Wednesday, September 25, 2013
Death of Manuk Abeghian - September 25, 1944
Abeghian was born on March 17, 1865 in the village of Astapat, in the historical Armenian province of Nakhichevan (today in territory of Azerbaijan). He was the son of an agriculturist. After his initial studies in the school of the monastery of Karmir Vank, in 1876 he entered the Kevorkian Seminary of Etchmiadzin and graduated in 1885. He taught for many years in schools of Shushi (Karabagh) and Tiflis. In 1893 he went to Europe and became an auditor at the German universities of Jena, Leipzig, and Berlin, as well as in the University of Paris. In 1898 he was awarded his doctorate at the University of Jena, where he defended a dissertation on the ancient Armenian beliefs.
He returned to the Caucasus and was a teacher in his alma mater, the Kevorkian Seminary, until 1914. Then, he moved to Tiflis, where he taught at the Nersisian Lyceum until 1918.
He moved to Armenia in 1921 and became a professor at Yerevan State University; he also was the dean of the Faculty of History and Literature from 1923-1925. In 1935 he earned a second doctorate, this time in Armenian philology.
Abeghian was a foremost scholar in a variety of disciplines of Armenian Studies. He was a pioneering figure in the study of Armenian mythology. Besides recording several variants of the Armenian national epics David of Sassoun, he was the author of its first specialized study (1889). Together with his colleague Garo Melik-Ohanjanian, they both prepared a three-volume edition of all available variants of the epics (published between 1936 and 1951). Abeghian was also one of the authors of an integral version of the epics, which condensed all the variants into one single text (1939). He also published critical editions of Armenian popular songs and medieval poetry.
Among his major works was the two-volume History of Ancient Armenian Literature (1944-1945), which was left unfinished because of his death. Many of his studies were published in a collection of eight volumes between 1966 and 1985.

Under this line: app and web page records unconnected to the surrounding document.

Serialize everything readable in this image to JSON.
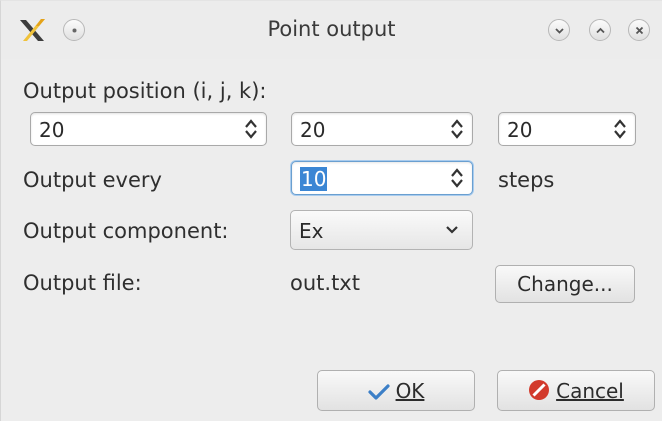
{
  "window": {
    "title": "Point output"
  },
  "titlebar": {
    "icons": [
      "app-icon",
      "menu-dot-icon",
      "minimize-icon",
      "maximize-icon",
      "close-icon"
    ]
  },
  "form": {
    "position_label": "Output position (i, j, k):",
    "position_i": "20",
    "position_j": "20",
    "position_k": "20",
    "every_label": "Output every",
    "every_value": "10",
    "every_unit": "steps",
    "component_label": "Output component:",
    "component_value": "Ex",
    "file_label": "Output file:",
    "file_value": "out.txt",
    "change_label": "Change..."
  },
  "buttons": {
    "ok_label": "OK",
    "cancel_label": "Cancel"
  },
  "colors": {
    "selection": "#3b86d4",
    "ok_check": "#3c7fc7",
    "cancel_icon": "#d23a2c"
  }
}
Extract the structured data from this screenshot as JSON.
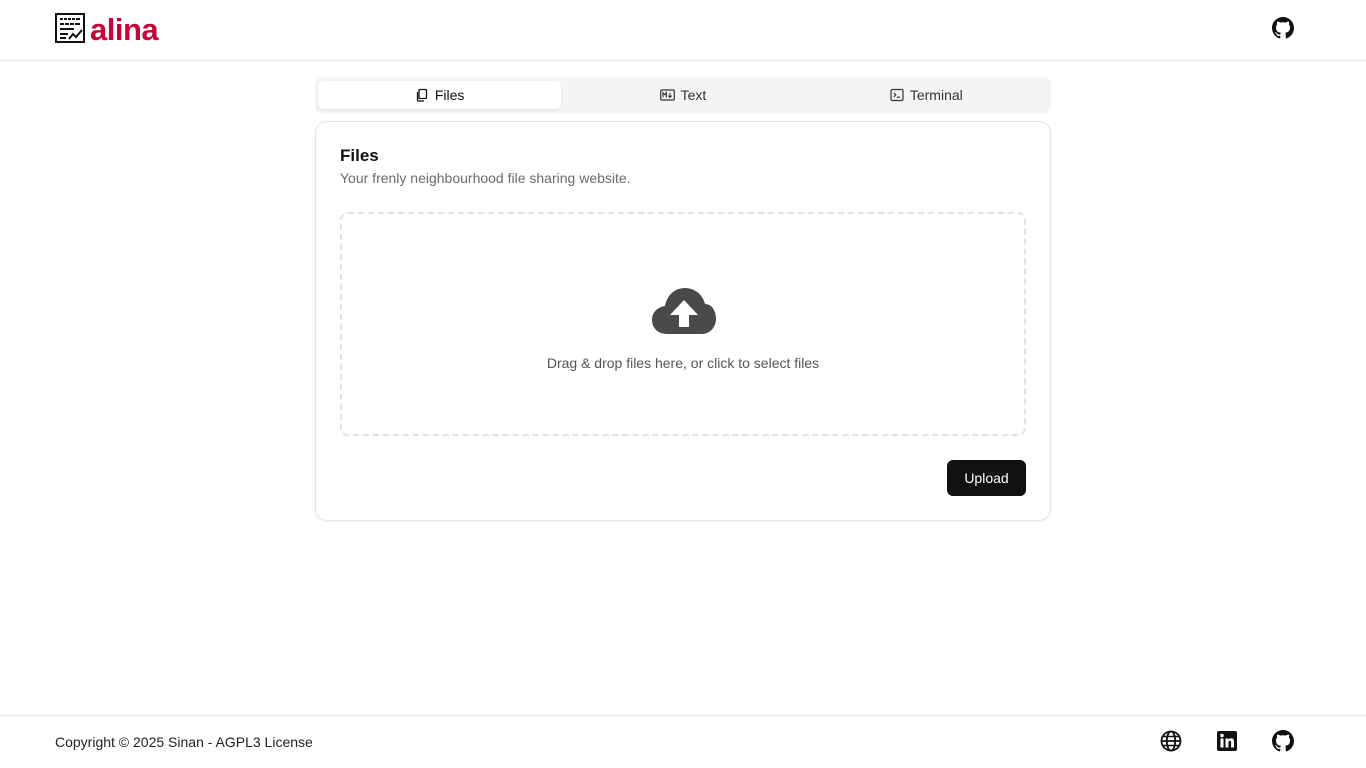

Abeghian’s name was linked to the reform of Armenian orthography in 1922. After the sovietization of Armenia, the new regime started a policy aimed at the simplification of Armenian orthography, whose ultimate purpose was to eliminate the Armenian alphabet and replace it with Latin script. In 1921, Abeghian presented his personal views as a report in a conference organized by the Commissariat (Ministry) of Education. The same report was used a year later by the Commissariat, without consulting with Abeghian, to decree, on March 4, 1922, the reform of the orthography. For this reason, it is common to call the reformed orthography with the name of “Abeghian spelling.” The excesses in this reform motivated a new change in the Soviet Armenian orthography—used today in Armenia, the former Soviet Union, and among the “new diaspora” formed after the migration of the past 25 years—in 1940, which made it closer to classical orthography (used today by the Diaspora, both speakers of Western Armenian and of Eastern Armenian, in the case of Iran).
Manuk Abeghian passed away in 1944. The Institute of Literature of the Armenian National of Academy carries his name.